    1. That’s not a concern, they will work, there is nothing customized about hmb im Steam Deck, otherwise Marvell would have said that. So you will be able to swap to any other ram-less disk without any issues. And, it’s not THAT bad. The problem is how spoiled are, like we want everything basically loading instant, and that is not possible on such a small device, yet.

    2. “Essentially, M.2 2230 SSDs are too small to allow for on-board DRAM, to use as a memory buffer. So instead, they use a feature called HMB, to ask the system to borrow system RAM to act as a buffer. My concern is that the Steam Deck might be designed to only support it on the OEM drive.”

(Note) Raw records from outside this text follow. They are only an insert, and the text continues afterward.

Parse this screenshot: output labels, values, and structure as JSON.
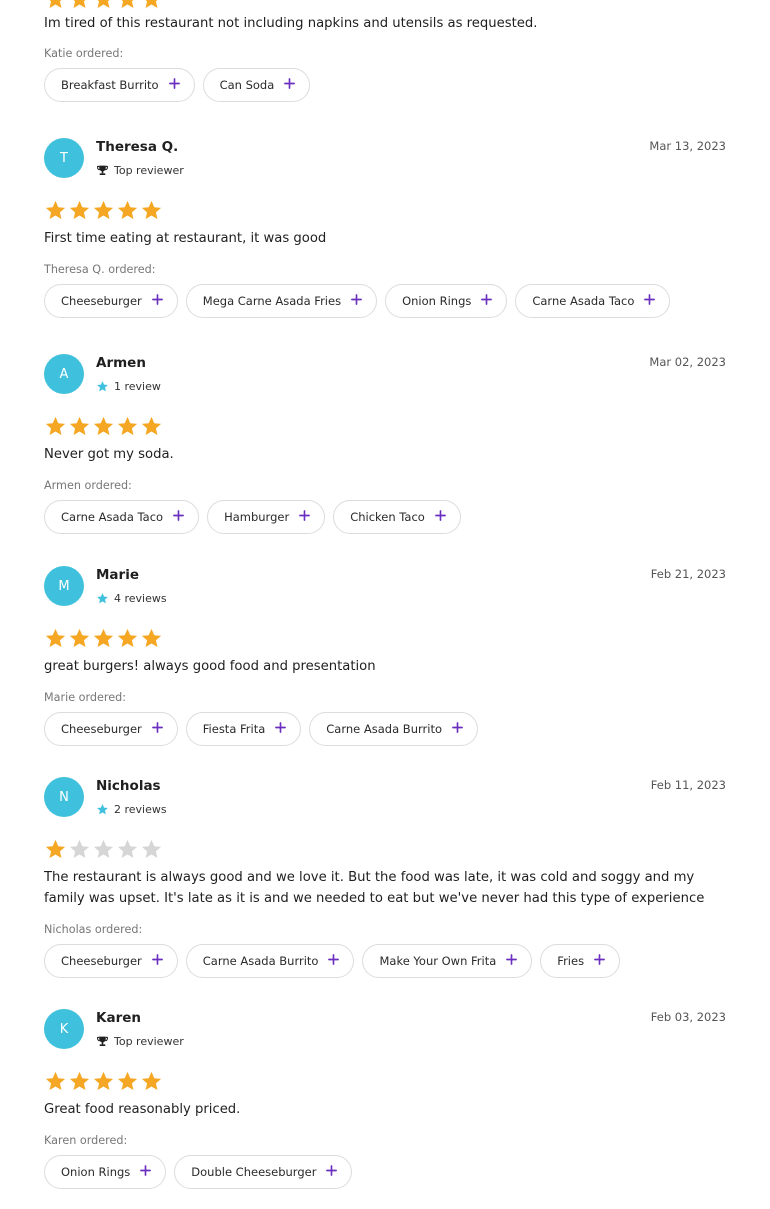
{
  "colors": {
    "avatar": "#3fc1de",
    "star_filled": "#f5a623",
    "star_empty": "#d6d6d6",
    "plus": "#6b2fbf",
    "badge_star": "#3fc1de"
  },
  "top_partial": {
    "rating": 5,
    "text": "Im tired of this restaurant not including napkins and utensils as requested.",
    "ordered_label": "Katie ordered:",
    "items": [
      "Breakfast Burrito",
      "Can Soda"
    ]
  },
  "reviews": [
    {
      "initial": "T",
      "name": "Theresa Q.",
      "date": "Mar 13, 2023",
      "badge_icon": "trophy-icon",
      "badge": "Top reviewer",
      "rating": 5,
      "text": "First time eating at restaurant, it was good",
      "ordered_label": "Theresa Q. ordered:",
      "items": [
        "Cheeseburger",
        "Mega Carne Asada Fries",
        "Onion Rings",
        "Carne Asada Taco"
      ]
    },
    {
      "initial": "A",
      "name": "Armen",
      "date": "Mar 02, 2023",
      "badge_icon": "star-icon",
      "badge": "1 review",
      "rating": 5,
      "text": "Never got my soda.",
      "ordered_label": "Armen ordered:",
      "items": [
        "Carne Asada Taco",
        "Hamburger",
        "Chicken Taco"
      ]
    },
    {
      "initial": "M",
      "name": "Marie",
      "date": "Feb 21, 2023",
      "badge_icon": "star-icon",
      "badge": "4 reviews",
      "rating": 5,
      "text": "great burgers! always good food and presentation",
      "ordered_label": "Marie ordered:",
      "items": [
        "Cheeseburger",
        "Fiesta Frita",
        "Carne Asada Burrito"
      ]
    },
    {
      "initial": "N",
      "name": "Nicholas",
      "date": "Feb 11, 2023",
      "badge_icon": "star-icon",
      "badge": "2 reviews",
      "rating": 1,
      "text": "The restaurant is always good and we love it. But the food was late, it was cold and soggy and my family was upset. It's late as it is and we needed to eat but we've never had this type of experience",
      "ordered_label": "Nicholas ordered:",
      "items": [
        "Cheeseburger",
        "Carne Asada Burrito",
        "Make Your Own Frita",
        "Fries"
      ]
    },
    {
      "initial": "K",
      "name": "Karen",
      "date": "Feb 03, 2023",
      "badge_icon": "trophy-icon",
      "badge": "Top reviewer",
      "rating": 5,
      "text": "Great food reasonably priced.",
      "ordered_label": "Karen ordered:",
      "items": [
        "Onion Rings",
        "Double Cheeseburger"
      ]
    }
  ]
}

      Few if any 2230 SSDs–none that I have encountered of the dozens of NVMe and eMMC kinds–have onboard DRAM. That is the case with all of the Surface ones at least. So this should not be an issue whatsoever.

      1. The fact that DRAM-less SSDs are abundant doesn’t resolve the concern. My concern is that nobody knows if the Steam Deck will offer HMB support to 3rd party SSDs. Support might be white listed. I’ve encountered a laptop already with this lack of support for 3rd party drives.

    3. I’ve read at least one of the people in the (unofficial) Steam Deck Discord supposedly installed a 1 TB SSD in their review unit and said it worked fine.

      1. It will work, but performance is my concern. I’m really interested in seeing benchmarks

        1. Those people didn’t seem to be concerned about any performance issues as far as gaming is concerned.

          Maybe you’re just making a big deal out of something minor.

  5. Given most reviews praise the hardware and lightly highlight the dire software issues, “work in progress” is a kind way of calling a proof of concept that isn’t ready for prime time yet..

    I’ll wait a bit to see how this evolves, definitely not spending a dime on this yet.

        1. Valve has already confirmed support for Windows, and also that it will be Windows 11 compliant.

          1. Win 11 performance on Zen CPUs is bad right now, obviously it will get better but it’s yet-another software issue to add to the list..

  6. I don’t think the software will be a major issue by the time I get mine (Q2 2022). I would like to believe that Steam will get this hammered out. Besides that, looks like all systems go.